Page and application data records
--------------------------------------------------
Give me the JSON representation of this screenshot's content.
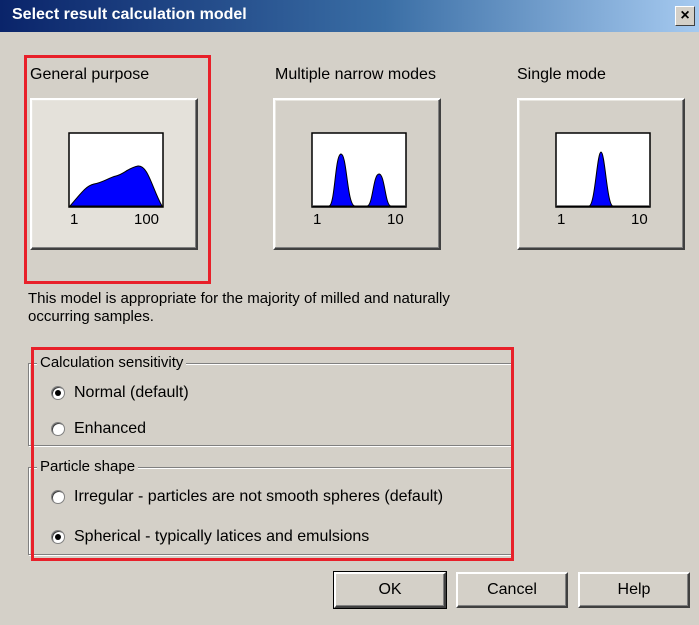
{
  "window": {
    "title": "Select result calculation model",
    "close_glyph": "×"
  },
  "models": [
    {
      "label": "General purpose",
      "axis_min": "1",
      "axis_max": "100",
      "selected": true
    },
    {
      "label": "Multiple narrow modes",
      "axis_min": "1",
      "axis_max": "10",
      "selected": false
    },
    {
      "label": "Single mode",
      "axis_min": "1",
      "axis_max": "10",
      "selected": false
    }
  ],
  "description": "This  model is appropriate for the majority of milled and naturally occurring samples.",
  "sensitivity": {
    "title": "Calculation sensitivity",
    "options": [
      {
        "label": "Normal (default)",
        "checked": true
      },
      {
        "label": "Enhanced",
        "checked": false
      }
    ]
  },
  "particle_shape": {
    "title": "Particle shape",
    "options": [
      {
        "label": "Irregular - particles are not smooth spheres (default)",
        "checked": false
      },
      {
        "label": "Spherical - typically latices and emulsions",
        "checked": true
      }
    ]
  },
  "buttons": {
    "ok": "OK",
    "cancel": "Cancel",
    "help": "Help"
  },
  "colors": {
    "distribution_fill": "#0000ff",
    "highlight": "#e8202a",
    "dialog_bg": "#d4d0c8"
  }
}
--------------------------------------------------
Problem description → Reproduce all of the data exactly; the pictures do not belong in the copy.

Exercise answer →
Give me the JSON representation of this screenshot's content.
{
  "window": {
    "title": "Select result calculation model",
    "close_glyph": "×"
  },
  "models": [
    {
      "label": "General purpose",
      "axis_min": "1",
      "axis_max": "100",
      "selected": true
    },
    {
      "label": "Multiple narrow modes",
      "axis_min": "1",
      "axis_max": "10",
      "selected": false
    },
    {
      "label": "Single mode",
      "axis_min": "1",
      "axis_max": "10",
      "selected": false
    }
  ],
  "description": "This  model is appropriate for the majority of milled and naturally occurring samples.",
  "sensitivity": {
    "title": "Calculation sensitivity",
    "options": [
      {
        "label": "Normal (default)",
        "checked": true
      },
      {
        "label": "Enhanced",
        "checked": false
      }
    ]
  },
  "particle_shape": {
    "title": "Particle shape",
    "options": [
      {
        "label": "Irregular - particles are not smooth spheres (default)",
        "checked": false
      },
      {
        "label": "Spherical - typically latices and emulsions",
        "checked": true
      }
    ]
  },
  "buttons": {
    "ok": "OK",
    "cancel": "Cancel",
    "help": "Help"
  },
  "colors": {
    "distribution_fill": "#0000ff",
    "highlight": "#e8202a",
    "dialog_bg": "#d4d0c8"
  }
}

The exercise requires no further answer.